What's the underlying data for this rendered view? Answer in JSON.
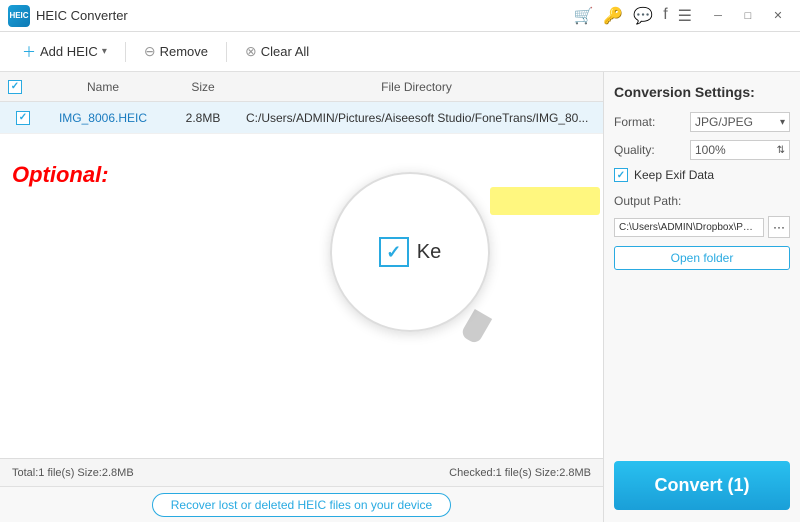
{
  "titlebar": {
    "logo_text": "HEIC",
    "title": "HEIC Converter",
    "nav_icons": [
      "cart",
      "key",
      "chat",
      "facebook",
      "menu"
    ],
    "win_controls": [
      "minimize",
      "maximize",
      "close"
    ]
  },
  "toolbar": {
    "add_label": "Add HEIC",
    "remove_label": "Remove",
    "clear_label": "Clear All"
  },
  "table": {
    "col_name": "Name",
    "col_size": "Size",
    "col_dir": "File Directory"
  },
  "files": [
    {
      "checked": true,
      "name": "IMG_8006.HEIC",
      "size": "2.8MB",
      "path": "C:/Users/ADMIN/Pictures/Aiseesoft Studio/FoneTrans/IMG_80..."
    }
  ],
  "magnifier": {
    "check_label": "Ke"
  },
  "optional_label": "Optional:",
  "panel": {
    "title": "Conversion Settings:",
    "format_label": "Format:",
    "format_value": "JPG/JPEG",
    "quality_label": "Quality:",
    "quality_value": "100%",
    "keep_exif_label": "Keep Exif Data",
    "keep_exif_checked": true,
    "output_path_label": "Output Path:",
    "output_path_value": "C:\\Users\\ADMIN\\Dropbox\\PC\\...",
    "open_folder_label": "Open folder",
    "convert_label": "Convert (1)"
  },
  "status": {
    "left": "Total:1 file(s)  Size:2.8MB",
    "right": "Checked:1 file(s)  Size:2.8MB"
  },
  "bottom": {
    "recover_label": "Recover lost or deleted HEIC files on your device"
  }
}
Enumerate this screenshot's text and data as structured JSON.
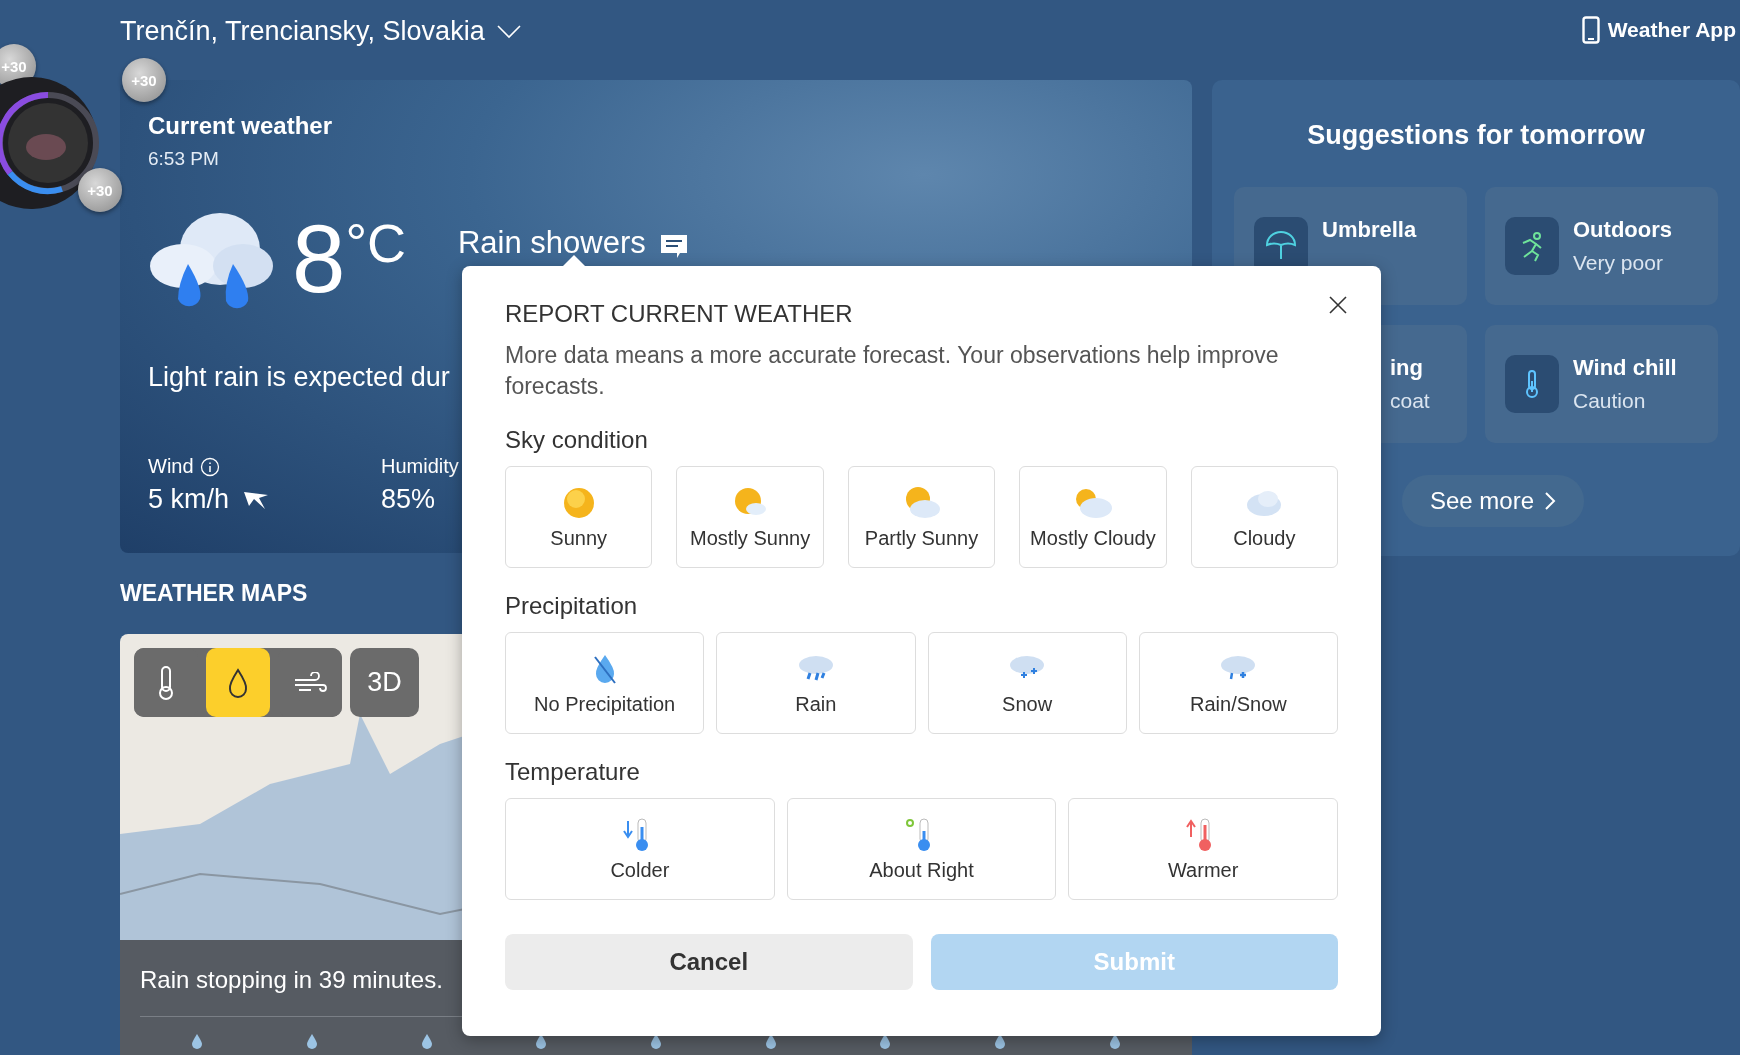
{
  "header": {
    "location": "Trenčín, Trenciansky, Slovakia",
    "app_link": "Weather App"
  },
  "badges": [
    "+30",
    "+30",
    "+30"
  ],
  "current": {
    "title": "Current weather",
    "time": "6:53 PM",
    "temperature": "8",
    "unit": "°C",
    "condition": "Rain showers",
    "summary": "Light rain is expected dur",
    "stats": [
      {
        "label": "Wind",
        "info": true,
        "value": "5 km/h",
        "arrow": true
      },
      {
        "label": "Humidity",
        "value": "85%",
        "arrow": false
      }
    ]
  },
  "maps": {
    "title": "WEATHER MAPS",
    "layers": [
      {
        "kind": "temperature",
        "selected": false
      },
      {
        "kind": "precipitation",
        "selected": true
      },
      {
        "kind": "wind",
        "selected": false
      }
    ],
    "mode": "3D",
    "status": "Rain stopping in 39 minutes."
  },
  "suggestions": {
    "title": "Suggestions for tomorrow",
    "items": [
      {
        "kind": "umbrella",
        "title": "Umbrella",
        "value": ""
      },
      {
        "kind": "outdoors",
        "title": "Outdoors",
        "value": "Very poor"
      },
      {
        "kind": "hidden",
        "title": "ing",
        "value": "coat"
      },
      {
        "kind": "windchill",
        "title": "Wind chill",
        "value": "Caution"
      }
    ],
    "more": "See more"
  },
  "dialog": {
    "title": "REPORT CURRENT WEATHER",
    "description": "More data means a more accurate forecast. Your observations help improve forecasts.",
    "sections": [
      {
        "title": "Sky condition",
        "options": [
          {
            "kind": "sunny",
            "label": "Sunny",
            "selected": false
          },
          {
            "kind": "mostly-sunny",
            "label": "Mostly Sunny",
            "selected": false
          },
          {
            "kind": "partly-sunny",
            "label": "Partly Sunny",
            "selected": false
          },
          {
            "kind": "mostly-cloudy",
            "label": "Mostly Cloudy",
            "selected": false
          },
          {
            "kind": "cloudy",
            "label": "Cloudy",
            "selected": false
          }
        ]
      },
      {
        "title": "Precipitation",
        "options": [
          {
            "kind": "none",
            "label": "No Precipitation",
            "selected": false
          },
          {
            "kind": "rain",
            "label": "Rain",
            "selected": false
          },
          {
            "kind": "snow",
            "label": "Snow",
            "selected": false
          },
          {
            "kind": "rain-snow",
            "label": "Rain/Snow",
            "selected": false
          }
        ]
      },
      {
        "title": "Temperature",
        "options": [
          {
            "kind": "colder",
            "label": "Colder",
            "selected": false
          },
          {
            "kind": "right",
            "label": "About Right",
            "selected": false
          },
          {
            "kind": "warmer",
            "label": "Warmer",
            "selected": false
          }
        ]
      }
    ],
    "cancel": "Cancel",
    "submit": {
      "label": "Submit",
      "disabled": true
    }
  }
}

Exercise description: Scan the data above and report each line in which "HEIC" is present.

Answer section:
    "logo_text": "HEIC",
    "title": "HEIC Converter",
    "add_label": "Add HEIC",
      "name": "IMG_8006.HEIC",
    "recover_label": "Recover lost or deleted HEIC files on your device"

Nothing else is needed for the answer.